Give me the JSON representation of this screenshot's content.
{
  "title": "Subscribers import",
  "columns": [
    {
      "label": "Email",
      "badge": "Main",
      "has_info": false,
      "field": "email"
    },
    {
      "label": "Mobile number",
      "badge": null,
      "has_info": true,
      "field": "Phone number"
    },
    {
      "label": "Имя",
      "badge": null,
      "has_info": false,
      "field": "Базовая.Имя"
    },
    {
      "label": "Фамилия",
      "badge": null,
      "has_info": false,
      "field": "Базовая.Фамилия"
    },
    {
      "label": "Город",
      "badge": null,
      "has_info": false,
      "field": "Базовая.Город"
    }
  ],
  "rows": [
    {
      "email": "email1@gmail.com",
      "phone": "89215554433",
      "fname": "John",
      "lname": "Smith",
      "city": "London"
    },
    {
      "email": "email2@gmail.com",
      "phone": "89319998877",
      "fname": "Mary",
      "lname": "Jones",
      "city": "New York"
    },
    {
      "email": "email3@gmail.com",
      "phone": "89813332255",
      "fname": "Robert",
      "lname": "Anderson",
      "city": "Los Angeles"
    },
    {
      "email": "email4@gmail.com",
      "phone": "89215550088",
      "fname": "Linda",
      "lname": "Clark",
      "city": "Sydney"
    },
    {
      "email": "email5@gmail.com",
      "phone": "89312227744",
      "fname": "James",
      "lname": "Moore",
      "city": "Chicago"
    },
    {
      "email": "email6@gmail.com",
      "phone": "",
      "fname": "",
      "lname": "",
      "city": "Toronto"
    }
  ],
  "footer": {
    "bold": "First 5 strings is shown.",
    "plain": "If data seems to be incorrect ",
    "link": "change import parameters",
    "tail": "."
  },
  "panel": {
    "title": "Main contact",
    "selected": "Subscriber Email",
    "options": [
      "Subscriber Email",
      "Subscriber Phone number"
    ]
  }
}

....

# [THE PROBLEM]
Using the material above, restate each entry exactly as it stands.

# [WRITTEN ANSWER]
Give me the JSON representation of this screenshot's content.
{
  "title": "Subscribers import",
  "columns": [
    {
      "label": "Email",
      "badge": "Main",
      "has_info": false,
      "field": "email"
    },
    {
      "label": "Mobile number",
      "badge": null,
      "has_info": true,
      "field": "Phone number"
    },
    {
      "label": "Имя",
      "badge": null,
      "has_info": false,
      "field": "Базовая.Имя"
    },
    {
      "label": "Фамилия",
      "badge": null,
      "has_info": false,
      "field": "Базовая.Фамилия"
    },
    {
      "label": "Город",
      "badge": null,
      "has_info": false,
      "field": "Базовая.Город"
    }
  ],
  "rows": [
    {
      "email": "email1@gmail.com",
      "phone": "89215554433",
      "fname": "John",
      "lname": "Smith",
      "city": "London"
    },
    {
      "email": "email2@gmail.com",
      "phone": "89319998877",
      "fname": "Mary",
      "lname": "Jones",
      "city": "New York"
    },
    {
      "email": "email3@gmail.com",
      "phone": "89813332255",
      "fname": "Robert",
      "lname": "Anderson",
      "city": "Los Angeles"
    },
    {
      "email": "email4@gmail.com",
      "phone": "89215550088",
      "fname": "Linda",
      "lname": "Clark",
      "city": "Sydney"
    },
    {
      "email": "email5@gmail.com",
      "phone": "89312227744",
      "fname": "James",
      "lname": "Moore",
      "city": "Chicago"
    },
    {
      "email": "email6@gmail.com",
      "phone": "",
      "fname": "",
      "lname": "",
      "city": "Toronto"
    }
  ],
  "footer": {
    "bold": "First 5 strings is shown.",
    "plain": "If data seems to be incorrect ",
    "link": "change import parameters",
    "tail": "."
  },
  "panel": {
    "title": "Main contact",
    "selected": "Subscriber Email",
    "options": [
      "Subscriber Email",
      "Subscriber Phone number"
    ]
  }
}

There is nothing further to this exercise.